narration, too. Who better to talk
about dinosaurs than a scenery-chewing Shakespearean actor?
what would a documentary about dinosaurs be without a lot of roaring?
Have no fear, the folks at BBC Video do a fine job here.
The dinosaurs do a lot of roaring, grunting, growling, and even squeak
once or twice. It's a hoot! What more can you ask for in Dolby Digital?
audio is truthfully only Dolby Digital stereo 2.0, although minor portions of it
are in 4.0 (despite the packaging assertion that it is in 5.1).
Still, overall, it sounds very nice and transports you right into the
primordial world of the dinosaurs.

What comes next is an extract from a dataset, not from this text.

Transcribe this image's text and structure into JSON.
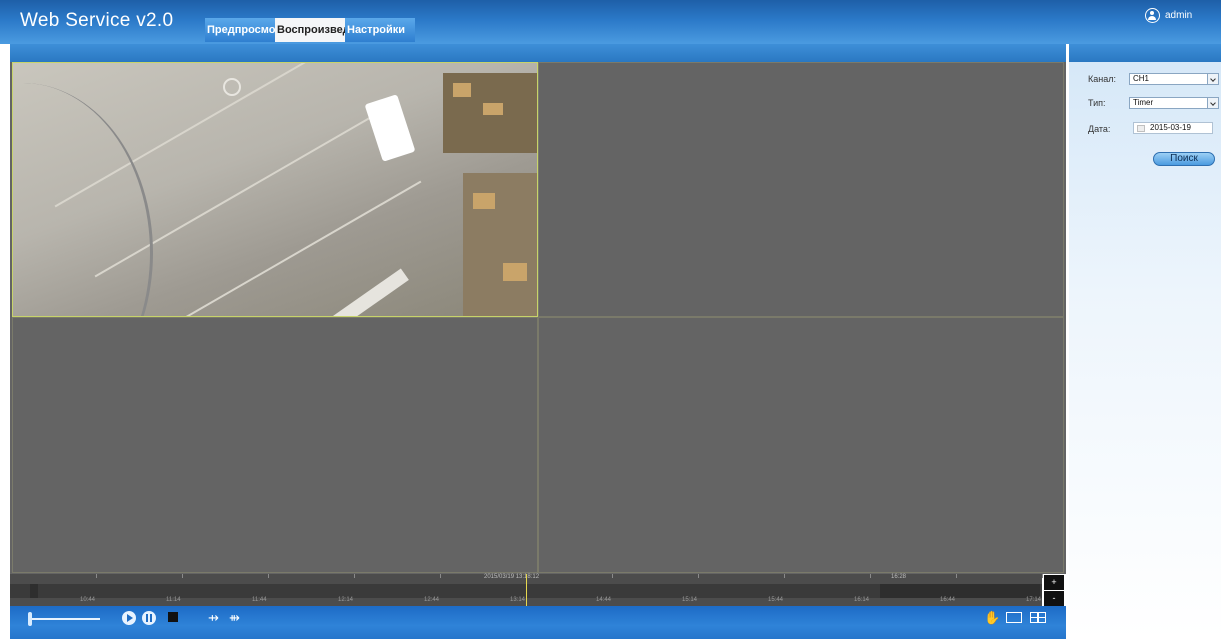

disc 1 featurette is fragmented and scattered all over as a picture-in-picture
feature. To view it, you need to
watch the documentary until a pop-up window appears.
The entirety of the material within all these pop-up windows amounts to
about 24 minutes. While it's mildly
diverting footage about how some shots were created, unfortunately there is no
actual way to see this footage outside of the documentary.
2 has two promotional trailers plus a documentary on the making of Walking
with Dinosaurs. This making-of
documentary is a cool look at the process of bringing these dinosaurs to life. The documentary reveals the intense computer work that was
involved and gives us a peek at the numerous models that were employed for both
the CGI effects and the animatronics work.
Several of the paleontologists who were consulted during the production
also discuss the accuracy of the film's details as well as some current theories
concerning dinosaur behavior. All
in all, it is a fun documentary and is even interspersed with cute out-takes of
the CGI dinosaurs doing silly things.
last word - check out the first promotional trailer before you watch Walking
with Dinosaurs. It is so
superbly crafted and edited that it will leave you salivating for more!
Fortunately, you do not have to wait -
all you need to do is pop in that first DVD and you will be whisked away
into a real dinotopia.